The best part of all is that CDNs tend to generally be largely single-purpose, and relatively easy to switch between. So if you're looking to have your static assets close to an end user, paying a company that specializes in solving that specific problem, who is already invested the not insignificant infrastructure costs to build that out, it makes an awful lot of sense. There've been a number of different approaches to figure out which CDN is best, and the easy answer for that is the one that works for you. Every CDN tends to have different strengths and weaknesses. For example, AWS's CloudFront is fantastic and a lot of things, but it takes what feels like years to update a distribution. In practice only 20 to 30 minutes, but I sometimes lose interest in the middle of writing a tweet. I don't have that kind of attention span.

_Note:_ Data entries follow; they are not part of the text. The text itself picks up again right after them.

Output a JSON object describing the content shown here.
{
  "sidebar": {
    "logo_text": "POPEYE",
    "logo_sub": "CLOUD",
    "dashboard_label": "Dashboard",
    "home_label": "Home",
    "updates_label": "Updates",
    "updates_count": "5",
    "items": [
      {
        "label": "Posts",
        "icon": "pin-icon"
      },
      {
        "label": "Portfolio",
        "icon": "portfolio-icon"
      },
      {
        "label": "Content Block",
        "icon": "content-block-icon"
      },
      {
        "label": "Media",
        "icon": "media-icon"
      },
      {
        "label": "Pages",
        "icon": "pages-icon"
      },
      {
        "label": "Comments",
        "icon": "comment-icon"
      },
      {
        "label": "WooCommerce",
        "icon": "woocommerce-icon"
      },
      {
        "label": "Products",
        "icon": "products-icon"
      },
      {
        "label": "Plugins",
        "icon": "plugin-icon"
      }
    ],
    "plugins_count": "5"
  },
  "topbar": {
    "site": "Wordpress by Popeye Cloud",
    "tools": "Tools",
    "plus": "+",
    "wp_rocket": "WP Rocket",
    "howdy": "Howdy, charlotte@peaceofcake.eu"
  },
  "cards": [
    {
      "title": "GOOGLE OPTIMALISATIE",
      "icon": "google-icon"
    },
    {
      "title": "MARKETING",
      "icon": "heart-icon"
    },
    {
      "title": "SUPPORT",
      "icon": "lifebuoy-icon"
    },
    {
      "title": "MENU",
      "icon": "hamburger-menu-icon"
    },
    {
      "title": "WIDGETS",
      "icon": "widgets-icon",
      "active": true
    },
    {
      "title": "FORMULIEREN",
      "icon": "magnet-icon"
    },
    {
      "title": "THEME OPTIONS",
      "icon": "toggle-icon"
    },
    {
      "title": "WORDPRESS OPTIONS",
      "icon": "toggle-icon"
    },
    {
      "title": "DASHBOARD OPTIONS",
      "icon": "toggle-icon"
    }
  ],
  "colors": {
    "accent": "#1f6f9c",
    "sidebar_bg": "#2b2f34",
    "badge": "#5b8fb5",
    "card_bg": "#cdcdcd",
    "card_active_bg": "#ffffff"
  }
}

To sum all of this up, what really is incredible about the internet is how much goes on under the hood just to make very basic, low-lying things work. What's amazing is not in fact that all this complexity is there, and that you don't have to think about it, but that it works at all, because there's so much that can cause problems from a technical perspective, whenever you're dealing with real world infrastructure, it's expensive. It takes a long time to fix, but when's the last time working with the cloud that you had to think about any of these things?


 
Of course, if you work at one of the cloud providers, that does not apply to you. Thank you for thinking about these things so those of us building Twitter for pets, obnoxious troll websites don't have to. That sums up the third week of what I'm calling Networking in the Cloud. I am cloud economist Corey Quinn. If you're enjoying this mini-series, please leave it a five star review on iTunes. If you're hating this mini-series, you don't have to listen to it, but please leave a five star review on iTunes anyway, because gamification is how this works. I will be back next week. Thank you for listening to this show, and thanks again to ThousandEyes for their generous sponsorship of my ridiculous nonsense.


Announcer:  This has been a HumblePod Production. Stay humble.